Pregnancy and Parenting
Helpful tips for pregnant and parenting members of our community:
- Ask your school for help—meet with your school’s Title IX Coordinator or counselor regarding what your school can do to support you in continuing your education.
- Keep notes about your pregnancy-related absences, any instances of harassment and your interactions with school officials about your pregnancy, and immediately report problems to your school’s Title IX Coordinator, counselor, or other staff.
Know Your Rights
What can we do in cases of excused absences and medical leave?
- Excuse absences due to pregnancy or childbirth for as long as your doctor says it is necessary.
- Allow you to return to the same academic and extracurricular status as before your medical leave began, which should include giving you the opportunity to make up any work missed while you were out.
- Ensure that teachers understand the Title IX requirements related to excused absences/medical leave. Your teacher may not refuse to allow you to submit work after a deadline you missed because of pregnancy or childbirth. If your teacher’s grading is based in part on class participation or attendance and you missed class because of pregnancy or childbirth, you should be allowed to make up the participation or attendance credits you didn’t have the chance to earn.
- Provide pregnant students with the same special services it provides to students with temporary medical conditions. This includes homebound instruction/at-home tutoring/independent study.
What can we do in cases of extracurricular and school activities?
Allow you to continue participating in classes and extracurricular activities even though you are pregnant. This means that you can still participate in advanced placement and honors classes, school clubs, sports, honor societies, student leadership opportunities, and other activities, like after-school programs operated at the school.
Allow you to choose whether you want to participate in special instructional programs or classes for pregnant students. You can participate if you want to, but your school cannot pressure you to do so. The alternative program must provide the same types of academic, extracurricular and enrichment opportunities as your school’s regular program.
- Allow you to participate in classes and extracurricular activities even though you are pregnant and not require you to submit a doctor’s note unless your school requires a doctor’s note from all students who have a physical or emotional condition requiring treatment by a doctor. Your school also must not require a doctor’s note from you after you have been hospitalized for childbirth unless it requires a doctor’s note from all students who have been hospitalized for other conditions.
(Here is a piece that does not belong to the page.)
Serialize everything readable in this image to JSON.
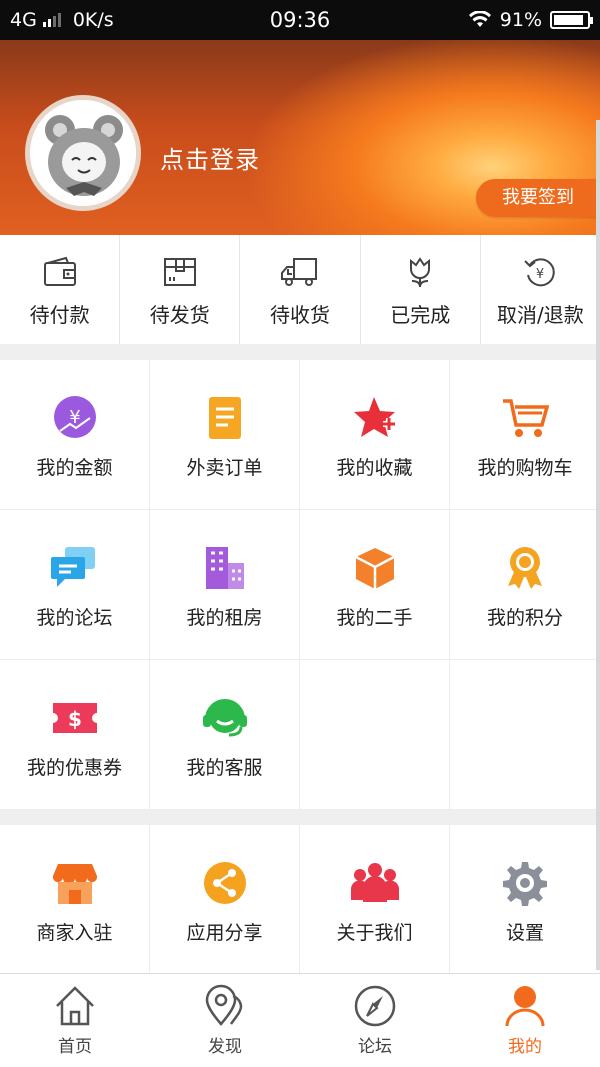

- Provide you with reasonable adjustments, like a larger desk, elevator access, or allowing you to make frequent trips to the restroom, when necessary because of your pregnancy.
What can we do in cases of harassment due to pregnancy?
- Protect you from harassment based on sex, including harassment because of pregnancy or related conditions. Comments that could constitute prohibited harassment include making sexual comments or jokes about your pregnancy, calling you sexually charged names, spreading rumors about your sexual activity, and making sexual propositions or gestures, if the comments are sufficiently serious that it interferes with your ability to benefit from or participate in your school’s program.
Where are the lactation spaces on campus?
- McComsey Hall, first floor.
- Witmer Building, second floor.